HOW TO COMPLETE THIS TASK
Word for word, restate the entries that follow.

────

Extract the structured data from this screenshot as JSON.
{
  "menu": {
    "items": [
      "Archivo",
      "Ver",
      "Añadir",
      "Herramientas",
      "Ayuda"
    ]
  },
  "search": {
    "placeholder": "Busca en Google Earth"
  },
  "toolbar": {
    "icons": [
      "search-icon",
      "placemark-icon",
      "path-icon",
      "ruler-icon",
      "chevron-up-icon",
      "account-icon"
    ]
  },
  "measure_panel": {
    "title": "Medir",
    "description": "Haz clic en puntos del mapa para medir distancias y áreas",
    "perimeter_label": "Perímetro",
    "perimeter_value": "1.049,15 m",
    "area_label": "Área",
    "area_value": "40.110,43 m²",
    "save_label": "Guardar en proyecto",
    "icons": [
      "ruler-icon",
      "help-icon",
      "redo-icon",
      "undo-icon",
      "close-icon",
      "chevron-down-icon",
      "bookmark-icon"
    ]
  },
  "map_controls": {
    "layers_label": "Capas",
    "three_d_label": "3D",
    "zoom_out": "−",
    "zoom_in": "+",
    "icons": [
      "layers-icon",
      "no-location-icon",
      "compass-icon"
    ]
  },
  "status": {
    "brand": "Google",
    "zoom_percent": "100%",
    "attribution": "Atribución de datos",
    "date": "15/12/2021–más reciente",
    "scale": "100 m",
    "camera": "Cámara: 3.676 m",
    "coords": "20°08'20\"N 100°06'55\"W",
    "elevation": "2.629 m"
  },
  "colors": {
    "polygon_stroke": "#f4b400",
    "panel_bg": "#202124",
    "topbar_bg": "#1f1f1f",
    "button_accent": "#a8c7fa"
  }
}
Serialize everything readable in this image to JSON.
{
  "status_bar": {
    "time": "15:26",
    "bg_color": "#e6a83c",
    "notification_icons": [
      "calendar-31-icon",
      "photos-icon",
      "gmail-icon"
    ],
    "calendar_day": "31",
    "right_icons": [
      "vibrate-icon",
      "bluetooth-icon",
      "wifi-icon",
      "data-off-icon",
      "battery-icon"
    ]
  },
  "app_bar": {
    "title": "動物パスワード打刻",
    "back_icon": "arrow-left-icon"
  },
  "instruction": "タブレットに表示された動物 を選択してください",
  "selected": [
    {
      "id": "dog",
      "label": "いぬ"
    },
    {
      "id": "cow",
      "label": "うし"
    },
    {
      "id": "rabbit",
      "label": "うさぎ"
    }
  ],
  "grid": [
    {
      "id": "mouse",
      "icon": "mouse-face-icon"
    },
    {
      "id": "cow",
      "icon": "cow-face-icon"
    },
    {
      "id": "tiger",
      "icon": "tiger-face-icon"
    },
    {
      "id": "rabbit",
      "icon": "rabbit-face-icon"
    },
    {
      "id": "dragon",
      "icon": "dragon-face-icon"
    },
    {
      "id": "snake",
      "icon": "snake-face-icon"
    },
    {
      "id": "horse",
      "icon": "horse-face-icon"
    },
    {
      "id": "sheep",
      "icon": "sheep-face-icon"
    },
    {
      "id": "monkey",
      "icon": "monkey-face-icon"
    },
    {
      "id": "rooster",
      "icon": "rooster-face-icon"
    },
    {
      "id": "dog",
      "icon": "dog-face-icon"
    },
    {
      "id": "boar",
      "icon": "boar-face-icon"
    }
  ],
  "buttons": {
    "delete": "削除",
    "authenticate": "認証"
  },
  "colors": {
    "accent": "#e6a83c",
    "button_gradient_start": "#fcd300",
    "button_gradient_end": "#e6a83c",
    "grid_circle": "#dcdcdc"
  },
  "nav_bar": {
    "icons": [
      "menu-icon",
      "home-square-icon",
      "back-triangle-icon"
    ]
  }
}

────

EXERCISE SOLUTION
Extract the structured data from this screenshot as JSON.
{
  "menu": {
    "items": [
      "Archivo",
      "Ver",
      "Añadir",
      "Herramientas",
      "Ayuda"
    ]
  },
  "search": {
    "placeholder": "Busca en Google Earth"
  },
  "toolbar": {
    "icons": [
      "search-icon",
      "placemark-icon",
      "path-icon",
      "ruler-icon",
      "chevron-up-icon",
      "account-icon"
    ]
  },
  "measure_panel": {
    "title": "Medir",
    "description": "Haz clic en puntos del mapa para medir distancias y áreas",
    "perimeter_label": "Perímetro",
    "perimeter_value": "1.049,15 m",
    "area_label": "Área",
    "area_value": "40.110,43 m²",
    "save_label": "Guardar en proyecto",
    "icons": [
      "ruler-icon",
      "help-icon",
      "redo-icon",
      "undo-icon",
      "close-icon",
      "chevron-down-icon",
      "bookmark-icon"
    ]
  },
  "map_controls": {
    "layers_label": "Capas",
    "three_d_label": "3D",
    "zoom_out": "−",
    "zoom_in": "+",
    "icons": [
      "layers-icon",
      "no-location-icon",
      "compass-icon"
    ]
  },
  "status": {
    "brand": "Google",
    "zoom_percent": "100%",
    "attribution": "Atribución de datos",
    "date": "15/12/2021–más reciente",
    "scale": "100 m",
    "camera": "Cámara: 3.676 m",
    "coords": "20°08'20\"N 100°06'55\"W",
    "elevation": "2.629 m"
  },
  "colors": {
    "polygon_stroke": "#f4b400",
    "panel_bg": "#202124",
    "topbar_bg": "#1f1f1f",
    "button_accent": "#a8c7fa"
  }
}
Serialize everything readable in this image to JSON.
{
  "status_bar": {
    "time": "15:26",
    "bg_color": "#e6a83c",
    "notification_icons": [
      "calendar-31-icon",
      "photos-icon",
      "gmail-icon"
    ],
    "calendar_day": "31",
    "right_icons": [
      "vibrate-icon",
      "bluetooth-icon",
      "wifi-icon",
      "data-off-icon",
      "battery-icon"
    ]
  },
  "app_bar": {
    "title": "動物パスワード打刻",
    "back_icon": "arrow-left-icon"
  },
  "instruction": "タブレットに表示された動物 を選択してください",
  "selected": [
    {
      "id": "dog",
      "label": "いぬ"
    },
    {
      "id": "cow",
      "label": "うし"
    },
    {
      "id": "rabbit",
      "label": "うさぎ"
    }
  ],
  "grid": [
    {
      "id": "mouse",
      "icon": "mouse-face-icon"
    },
    {
      "id": "cow",
      "icon": "cow-face-icon"
    },
    {
      "id": "tiger",
      "icon": "tiger-face-icon"
    },
    {
      "id": "rabbit",
      "icon": "rabbit-face-icon"
    },
    {
      "id": "dragon",
      "icon": "dragon-face-icon"
    },
    {
      "id": "snake",
      "icon": "snake-face-icon"
    },
    {
      "id": "horse",
      "icon": "horse-face-icon"
    },
    {
      "id": "sheep",
      "icon": "sheep-face-icon"
    },
    {
      "id": "monkey",
      "icon": "monkey-face-icon"
    },
    {
      "id": "rooster",
      "icon": "rooster-face-icon"
    },
    {
      "id": "dog",
      "icon": "dog-face-icon"
    },
    {
      "id": "boar",
      "icon": "boar-face-icon"
    }
  ],
  "buttons": {
    "delete": "削除",
    "authenticate": "認証"
  },
  "colors": {
    "accent": "#e6a83c",
    "button_gradient_start": "#fcd300",
    "button_gradient_end": "#e6a83c",
    "grid_circle": "#dcdcdc"
  },
  "nav_bar": {
    "icons": [
      "menu-icon",
      "home-square-icon",
      "back-triangle-icon"
    ]
  }
}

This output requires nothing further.